__TASK STATEMENT__.
Give the data below again exactly as it stands. Omit the pictures.

Data records for software interfaces

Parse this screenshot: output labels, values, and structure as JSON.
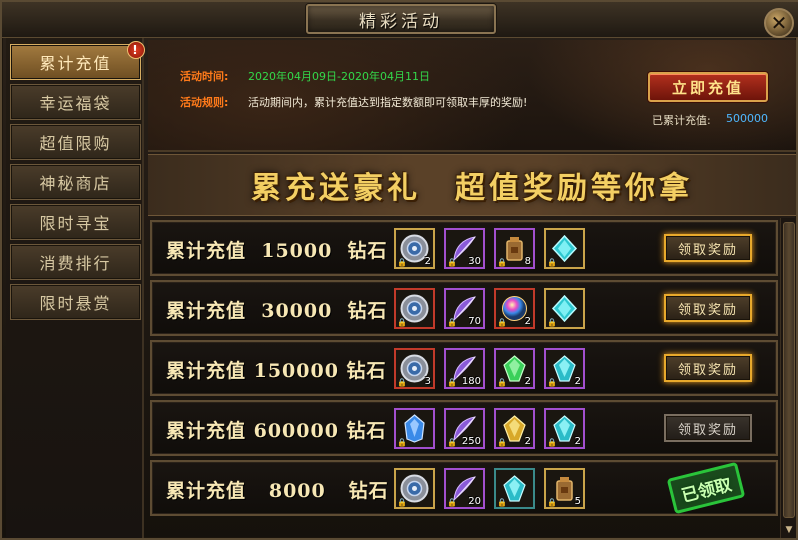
{
  "window": {
    "title": "精彩活动",
    "close_glyph": "✕"
  },
  "sidebar": {
    "items": [
      {
        "label": "累计充值",
        "active": true
      },
      {
        "label": "幸运福袋",
        "active": false
      },
      {
        "label": "超值限购",
        "active": false
      },
      {
        "label": "神秘商店",
        "active": false
      },
      {
        "label": "限时寻宝",
        "active": false
      },
      {
        "label": "消费排行",
        "active": false
      },
      {
        "label": "限时悬赏",
        "active": false
      }
    ],
    "alert_badge": "!"
  },
  "info": {
    "time_label": "活动时间:",
    "time_value": "2020年04月09日-2020年04月11日",
    "rule_label": "活动规则:",
    "rule_value": "活动期间内，累计充值达到指定数额即可领取丰厚的奖励!",
    "recharge_button": "立即充值",
    "accum_label": "已累计充值:",
    "accum_value": "500000"
  },
  "banner": {
    "text": "累充送豪礼　超值奖励等你拿"
  },
  "rewards": [
    {
      "label": "累计充值  15000  钻石",
      "items": [
        {
          "icon": "medal-icon",
          "quality": "gold",
          "qty": "2"
        },
        {
          "icon": "feather-icon",
          "quality": "purple",
          "qty": "30"
        },
        {
          "icon": "bag-icon",
          "quality": "purple",
          "qty": "8"
        },
        {
          "icon": "teal-gem-icon",
          "quality": "gold",
          "qty": ""
        }
      ],
      "action": "领取奖励",
      "state": "claimable"
    },
    {
      "label": "累计充值  30000  钻石",
      "items": [
        {
          "icon": "medal-icon",
          "quality": "red",
          "qty": ""
        },
        {
          "icon": "feather-icon",
          "quality": "purple",
          "qty": "70"
        },
        {
          "icon": "rainbow-orb-icon",
          "quality": "red",
          "qty": "2"
        },
        {
          "icon": "teal-gem-icon",
          "quality": "gold",
          "qty": ""
        }
      ],
      "action": "领取奖励",
      "state": "claimable"
    },
    {
      "label": "累计充值 150000 钻石",
      "items": [
        {
          "icon": "medal-icon",
          "quality": "red",
          "qty": "3"
        },
        {
          "icon": "feather-icon",
          "quality": "purple",
          "qty": "180"
        },
        {
          "icon": "green-crystal-icon",
          "quality": "purple",
          "qty": "2"
        },
        {
          "icon": "teal-crystal-icon",
          "quality": "purple",
          "qty": "2"
        }
      ],
      "action": "领取奖励",
      "state": "claimable"
    },
    {
      "label": "累计充值 600000 钻石",
      "items": [
        {
          "icon": "blue-crystal-icon",
          "quality": "purple",
          "qty": ""
        },
        {
          "icon": "feather-icon",
          "quality": "purple",
          "qty": "250"
        },
        {
          "icon": "gold-crystal-icon",
          "quality": "purple",
          "qty": "2"
        },
        {
          "icon": "teal-crystal-icon",
          "quality": "purple",
          "qty": "2"
        }
      ],
      "action": "领取奖励",
      "state": "locked"
    },
    {
      "label": "累计充值   8000   钻石",
      "items": [
        {
          "icon": "medal-icon",
          "quality": "gold",
          "qty": ""
        },
        {
          "icon": "feather-icon",
          "quality": "purple",
          "qty": "20"
        },
        {
          "icon": "teal-crystal-icon",
          "quality": "teal",
          "qty": ""
        },
        {
          "icon": "bag-icon",
          "quality": "gold",
          "qty": "5"
        }
      ],
      "action": "已领取",
      "state": "claimed"
    }
  ],
  "scroll": {
    "arrow": "▼"
  }
}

__RESULT OF THIS TASK__.
Parse this screenshot: output labels, values, and structure as JSON.
{
  "window": {
    "title": "精彩活动",
    "close_glyph": "✕"
  },
  "sidebar": {
    "items": [
      {
        "label": "累计充值",
        "active": true
      },
      {
        "label": "幸运福袋",
        "active": false
      },
      {
        "label": "超值限购",
        "active": false
      },
      {
        "label": "神秘商店",
        "active": false
      },
      {
        "label": "限时寻宝",
        "active": false
      },
      {
        "label": "消费排行",
        "active": false
      },
      {
        "label": "限时悬赏",
        "active": false
      }
    ],
    "alert_badge": "!"
  },
  "info": {
    "time_label": "活动时间:",
    "time_value": "2020年04月09日-2020年04月11日",
    "rule_label": "活动规则:",
    "rule_value": "活动期间内，累计充值达到指定数额即可领取丰厚的奖励!",
    "recharge_button": "立即充值",
    "accum_label": "已累计充值:",
    "accum_value": "500000"
  },
  "banner": {
    "text": "累充送豪礼　超值奖励等你拿"
  },
  "rewards": [
    {
      "label": "累计充值  15000  钻石",
      "items": [
        {
          "icon": "medal-icon",
          "quality": "gold",
          "qty": "2"
        },
        {
          "icon": "feather-icon",
          "quality": "purple",
          "qty": "30"
        },
        {
          "icon": "bag-icon",
          "quality": "purple",
          "qty": "8"
        },
        {
          "icon": "teal-gem-icon",
          "quality": "gold",
          "qty": ""
        }
      ],
      "action": "领取奖励",
      "state": "claimable"
    },
    {
      "label": "累计充值  30000  钻石",
      "items": [
        {
          "icon": "medal-icon",
          "quality": "red",
          "qty": ""
        },
        {
          "icon": "feather-icon",
          "quality": "purple",
          "qty": "70"
        },
        {
          "icon": "rainbow-orb-icon",
          "quality": "red",
          "qty": "2"
        },
        {
          "icon": "teal-gem-icon",
          "quality": "gold",
          "qty": ""
        }
      ],
      "action": "领取奖励",
      "state": "claimable"
    },
    {
      "label": "累计充值 150000 钻石",
      "items": [
        {
          "icon": "medal-icon",
          "quality": "red",
          "qty": "3"
        },
        {
          "icon": "feather-icon",
          "quality": "purple",
          "qty": "180"
        },
        {
          "icon": "green-crystal-icon",
          "quality": "purple",
          "qty": "2"
        },
        {
          "icon": "teal-crystal-icon",
          "quality": "purple",
          "qty": "2"
        }
      ],
      "action": "领取奖励",
      "state": "claimable"
    },
    {
      "label": "累计充值 600000 钻石",
      "items": [
        {
          "icon": "blue-crystal-icon",
          "quality": "purple",
          "qty": ""
        },
        {
          "icon": "feather-icon",
          "quality": "purple",
          "qty": "250"
        },
        {
          "icon": "gold-crystal-icon",
          "quality": "purple",
          "qty": "2"
        },
        {
          "icon": "teal-crystal-icon",
          "quality": "purple",
          "qty": "2"
        }
      ],
      "action": "领取奖励",
      "state": "locked"
    },
    {
      "label": "累计充值   8000   钻石",
      "items": [
        {
          "icon": "medal-icon",
          "quality": "gold",
          "qty": ""
        },
        {
          "icon": "feather-icon",
          "quality": "purple",
          "qty": "20"
        },
        {
          "icon": "teal-crystal-icon",
          "quality": "teal",
          "qty": ""
        },
        {
          "icon": "bag-icon",
          "quality": "gold",
          "qty": "5"
        }
      ],
      "action": "已领取",
      "state": "claimed"
    }
  ],
  "scroll": {
    "arrow": "▼"
  }
}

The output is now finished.